*** Provided entries ***

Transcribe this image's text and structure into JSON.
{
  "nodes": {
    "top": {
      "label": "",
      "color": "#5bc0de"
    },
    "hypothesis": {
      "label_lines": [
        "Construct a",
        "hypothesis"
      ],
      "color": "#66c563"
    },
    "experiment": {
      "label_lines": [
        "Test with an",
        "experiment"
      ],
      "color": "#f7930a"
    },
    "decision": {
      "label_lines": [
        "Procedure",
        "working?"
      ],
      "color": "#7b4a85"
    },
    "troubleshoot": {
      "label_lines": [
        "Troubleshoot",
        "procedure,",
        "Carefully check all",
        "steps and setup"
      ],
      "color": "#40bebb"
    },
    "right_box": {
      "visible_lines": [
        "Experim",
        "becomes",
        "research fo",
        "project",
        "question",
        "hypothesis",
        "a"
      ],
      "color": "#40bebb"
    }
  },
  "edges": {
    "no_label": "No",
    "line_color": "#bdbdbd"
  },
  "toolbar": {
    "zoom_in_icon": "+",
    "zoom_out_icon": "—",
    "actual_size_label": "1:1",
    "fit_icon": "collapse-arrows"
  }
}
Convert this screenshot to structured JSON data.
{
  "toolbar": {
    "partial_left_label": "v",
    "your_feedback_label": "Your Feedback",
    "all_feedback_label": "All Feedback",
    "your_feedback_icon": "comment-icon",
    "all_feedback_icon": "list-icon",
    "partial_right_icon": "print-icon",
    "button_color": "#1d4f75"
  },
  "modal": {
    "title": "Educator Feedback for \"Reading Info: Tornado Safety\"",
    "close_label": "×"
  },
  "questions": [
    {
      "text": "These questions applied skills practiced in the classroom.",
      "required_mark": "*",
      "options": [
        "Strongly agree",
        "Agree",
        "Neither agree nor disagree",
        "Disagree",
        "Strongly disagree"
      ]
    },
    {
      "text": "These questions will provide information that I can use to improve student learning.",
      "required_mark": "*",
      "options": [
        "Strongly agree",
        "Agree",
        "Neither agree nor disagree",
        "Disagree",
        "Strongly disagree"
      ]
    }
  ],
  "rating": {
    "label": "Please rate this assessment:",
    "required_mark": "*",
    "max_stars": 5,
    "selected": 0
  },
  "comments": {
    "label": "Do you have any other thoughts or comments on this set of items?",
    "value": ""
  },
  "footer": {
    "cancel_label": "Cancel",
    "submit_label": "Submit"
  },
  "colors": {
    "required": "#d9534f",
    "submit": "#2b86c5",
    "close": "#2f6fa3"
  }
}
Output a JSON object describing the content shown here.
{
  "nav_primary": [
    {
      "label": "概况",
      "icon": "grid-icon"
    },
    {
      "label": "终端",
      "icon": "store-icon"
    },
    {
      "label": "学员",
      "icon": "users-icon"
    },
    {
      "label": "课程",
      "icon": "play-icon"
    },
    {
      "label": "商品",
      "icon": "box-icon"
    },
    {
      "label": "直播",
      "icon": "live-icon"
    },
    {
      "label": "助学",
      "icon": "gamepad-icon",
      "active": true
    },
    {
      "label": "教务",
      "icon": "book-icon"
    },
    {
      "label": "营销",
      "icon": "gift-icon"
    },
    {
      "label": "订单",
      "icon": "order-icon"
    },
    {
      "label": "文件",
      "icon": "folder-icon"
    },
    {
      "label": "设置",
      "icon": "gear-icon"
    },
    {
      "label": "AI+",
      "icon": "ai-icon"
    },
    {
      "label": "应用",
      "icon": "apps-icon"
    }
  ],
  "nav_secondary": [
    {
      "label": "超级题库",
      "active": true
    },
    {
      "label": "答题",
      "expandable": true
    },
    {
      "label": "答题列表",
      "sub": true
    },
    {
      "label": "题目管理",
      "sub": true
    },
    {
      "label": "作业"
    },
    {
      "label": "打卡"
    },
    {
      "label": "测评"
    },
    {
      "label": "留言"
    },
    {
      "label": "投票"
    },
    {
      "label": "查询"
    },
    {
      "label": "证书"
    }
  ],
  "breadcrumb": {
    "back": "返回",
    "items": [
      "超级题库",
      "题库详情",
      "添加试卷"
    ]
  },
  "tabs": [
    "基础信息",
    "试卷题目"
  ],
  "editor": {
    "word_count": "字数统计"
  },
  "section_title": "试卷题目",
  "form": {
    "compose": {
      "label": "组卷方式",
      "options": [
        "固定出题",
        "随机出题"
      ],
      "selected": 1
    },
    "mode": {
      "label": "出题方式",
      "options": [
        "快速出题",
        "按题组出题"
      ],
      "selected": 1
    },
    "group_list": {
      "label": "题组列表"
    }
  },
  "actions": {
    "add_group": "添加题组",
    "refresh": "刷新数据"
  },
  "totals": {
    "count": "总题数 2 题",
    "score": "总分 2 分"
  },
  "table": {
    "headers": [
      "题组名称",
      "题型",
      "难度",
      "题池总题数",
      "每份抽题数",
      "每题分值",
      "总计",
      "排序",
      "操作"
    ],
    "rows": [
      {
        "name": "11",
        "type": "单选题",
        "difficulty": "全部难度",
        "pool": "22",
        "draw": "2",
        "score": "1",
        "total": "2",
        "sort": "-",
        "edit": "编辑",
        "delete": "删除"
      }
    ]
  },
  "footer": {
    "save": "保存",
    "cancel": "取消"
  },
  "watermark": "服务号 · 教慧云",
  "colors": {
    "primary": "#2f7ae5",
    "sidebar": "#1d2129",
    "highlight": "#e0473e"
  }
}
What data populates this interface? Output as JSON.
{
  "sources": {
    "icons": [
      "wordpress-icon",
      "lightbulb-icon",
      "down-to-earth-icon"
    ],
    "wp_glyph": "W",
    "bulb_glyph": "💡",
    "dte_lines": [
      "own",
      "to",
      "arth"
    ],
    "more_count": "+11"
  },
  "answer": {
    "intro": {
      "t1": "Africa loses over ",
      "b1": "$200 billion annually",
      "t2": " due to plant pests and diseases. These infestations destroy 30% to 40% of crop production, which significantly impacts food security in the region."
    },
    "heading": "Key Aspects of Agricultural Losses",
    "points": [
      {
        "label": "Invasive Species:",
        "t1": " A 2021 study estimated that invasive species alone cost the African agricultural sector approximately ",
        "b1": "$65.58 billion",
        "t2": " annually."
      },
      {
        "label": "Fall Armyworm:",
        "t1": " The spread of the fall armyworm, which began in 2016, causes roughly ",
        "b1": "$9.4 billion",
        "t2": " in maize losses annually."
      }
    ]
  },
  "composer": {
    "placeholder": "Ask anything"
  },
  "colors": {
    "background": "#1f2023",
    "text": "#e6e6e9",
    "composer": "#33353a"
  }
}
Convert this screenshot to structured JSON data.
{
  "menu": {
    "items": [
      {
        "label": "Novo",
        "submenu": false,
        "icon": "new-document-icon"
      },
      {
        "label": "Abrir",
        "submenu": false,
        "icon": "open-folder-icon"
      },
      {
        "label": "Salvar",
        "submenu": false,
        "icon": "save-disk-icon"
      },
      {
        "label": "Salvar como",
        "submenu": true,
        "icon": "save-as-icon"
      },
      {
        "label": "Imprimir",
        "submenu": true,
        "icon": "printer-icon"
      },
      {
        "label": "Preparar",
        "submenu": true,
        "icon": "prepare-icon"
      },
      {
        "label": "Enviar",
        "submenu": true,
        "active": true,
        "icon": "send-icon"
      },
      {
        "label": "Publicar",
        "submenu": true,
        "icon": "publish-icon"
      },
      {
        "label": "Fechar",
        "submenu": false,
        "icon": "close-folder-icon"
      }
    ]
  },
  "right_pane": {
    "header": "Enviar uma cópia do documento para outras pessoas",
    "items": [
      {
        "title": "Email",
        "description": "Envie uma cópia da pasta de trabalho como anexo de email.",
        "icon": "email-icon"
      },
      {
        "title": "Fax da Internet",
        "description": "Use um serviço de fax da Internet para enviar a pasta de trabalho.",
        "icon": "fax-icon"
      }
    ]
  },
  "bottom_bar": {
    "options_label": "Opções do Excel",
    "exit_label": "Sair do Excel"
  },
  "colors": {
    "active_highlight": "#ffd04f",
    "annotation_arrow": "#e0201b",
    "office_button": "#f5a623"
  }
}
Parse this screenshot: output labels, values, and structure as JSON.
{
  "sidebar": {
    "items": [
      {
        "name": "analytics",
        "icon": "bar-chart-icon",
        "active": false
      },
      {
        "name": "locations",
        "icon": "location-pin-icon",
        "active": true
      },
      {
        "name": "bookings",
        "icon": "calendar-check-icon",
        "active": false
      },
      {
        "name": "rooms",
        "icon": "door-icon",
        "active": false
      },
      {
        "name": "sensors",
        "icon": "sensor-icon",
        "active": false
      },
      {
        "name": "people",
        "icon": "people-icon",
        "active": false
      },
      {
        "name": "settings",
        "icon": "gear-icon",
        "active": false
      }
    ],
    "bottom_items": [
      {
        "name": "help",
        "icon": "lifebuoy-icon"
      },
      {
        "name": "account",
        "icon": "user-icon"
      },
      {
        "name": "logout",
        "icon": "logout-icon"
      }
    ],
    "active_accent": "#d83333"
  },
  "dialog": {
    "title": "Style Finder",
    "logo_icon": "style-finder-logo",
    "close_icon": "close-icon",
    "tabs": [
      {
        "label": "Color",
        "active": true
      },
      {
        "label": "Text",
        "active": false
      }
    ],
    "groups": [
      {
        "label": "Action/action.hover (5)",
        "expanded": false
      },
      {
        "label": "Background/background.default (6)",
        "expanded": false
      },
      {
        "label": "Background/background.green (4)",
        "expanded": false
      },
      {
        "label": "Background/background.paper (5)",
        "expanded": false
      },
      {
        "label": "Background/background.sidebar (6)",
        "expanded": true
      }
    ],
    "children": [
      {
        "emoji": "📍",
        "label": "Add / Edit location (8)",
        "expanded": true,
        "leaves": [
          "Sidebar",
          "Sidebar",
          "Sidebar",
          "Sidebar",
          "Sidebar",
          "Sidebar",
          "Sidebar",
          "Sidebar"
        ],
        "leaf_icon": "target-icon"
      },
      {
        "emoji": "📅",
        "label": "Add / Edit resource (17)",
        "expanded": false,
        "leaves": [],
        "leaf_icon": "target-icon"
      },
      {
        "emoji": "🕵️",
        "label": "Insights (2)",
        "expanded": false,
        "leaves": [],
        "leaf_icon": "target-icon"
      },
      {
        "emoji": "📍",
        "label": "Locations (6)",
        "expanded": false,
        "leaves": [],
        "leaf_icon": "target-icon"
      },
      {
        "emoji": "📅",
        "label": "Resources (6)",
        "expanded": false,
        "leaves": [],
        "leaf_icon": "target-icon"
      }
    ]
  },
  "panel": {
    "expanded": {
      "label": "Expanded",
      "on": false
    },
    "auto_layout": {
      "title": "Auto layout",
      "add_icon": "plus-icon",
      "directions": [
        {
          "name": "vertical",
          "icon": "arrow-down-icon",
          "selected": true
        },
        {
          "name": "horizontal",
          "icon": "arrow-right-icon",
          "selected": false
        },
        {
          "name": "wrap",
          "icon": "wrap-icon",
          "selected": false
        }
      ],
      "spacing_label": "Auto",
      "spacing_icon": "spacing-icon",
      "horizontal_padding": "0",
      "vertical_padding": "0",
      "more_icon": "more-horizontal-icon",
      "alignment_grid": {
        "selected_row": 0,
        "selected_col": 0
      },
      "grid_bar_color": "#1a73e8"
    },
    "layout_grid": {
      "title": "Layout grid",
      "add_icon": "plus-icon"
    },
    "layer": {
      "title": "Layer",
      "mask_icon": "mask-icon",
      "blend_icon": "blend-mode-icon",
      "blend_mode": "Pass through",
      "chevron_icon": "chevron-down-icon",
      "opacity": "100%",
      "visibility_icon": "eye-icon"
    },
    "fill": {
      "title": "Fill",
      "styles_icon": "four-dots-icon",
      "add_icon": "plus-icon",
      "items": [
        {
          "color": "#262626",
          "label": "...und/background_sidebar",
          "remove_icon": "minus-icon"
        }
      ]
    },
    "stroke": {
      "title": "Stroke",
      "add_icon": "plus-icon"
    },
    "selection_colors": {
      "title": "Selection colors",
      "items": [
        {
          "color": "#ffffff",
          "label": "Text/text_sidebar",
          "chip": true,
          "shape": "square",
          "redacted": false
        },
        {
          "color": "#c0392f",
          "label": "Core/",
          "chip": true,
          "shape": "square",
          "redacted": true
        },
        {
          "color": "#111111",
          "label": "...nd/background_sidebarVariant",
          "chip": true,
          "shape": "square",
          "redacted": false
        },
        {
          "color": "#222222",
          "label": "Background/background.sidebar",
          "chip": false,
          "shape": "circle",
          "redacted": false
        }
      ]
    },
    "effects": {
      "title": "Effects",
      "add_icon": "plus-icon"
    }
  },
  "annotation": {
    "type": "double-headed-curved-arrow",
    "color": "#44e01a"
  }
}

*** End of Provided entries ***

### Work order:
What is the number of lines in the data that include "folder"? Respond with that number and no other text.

### Response area:
3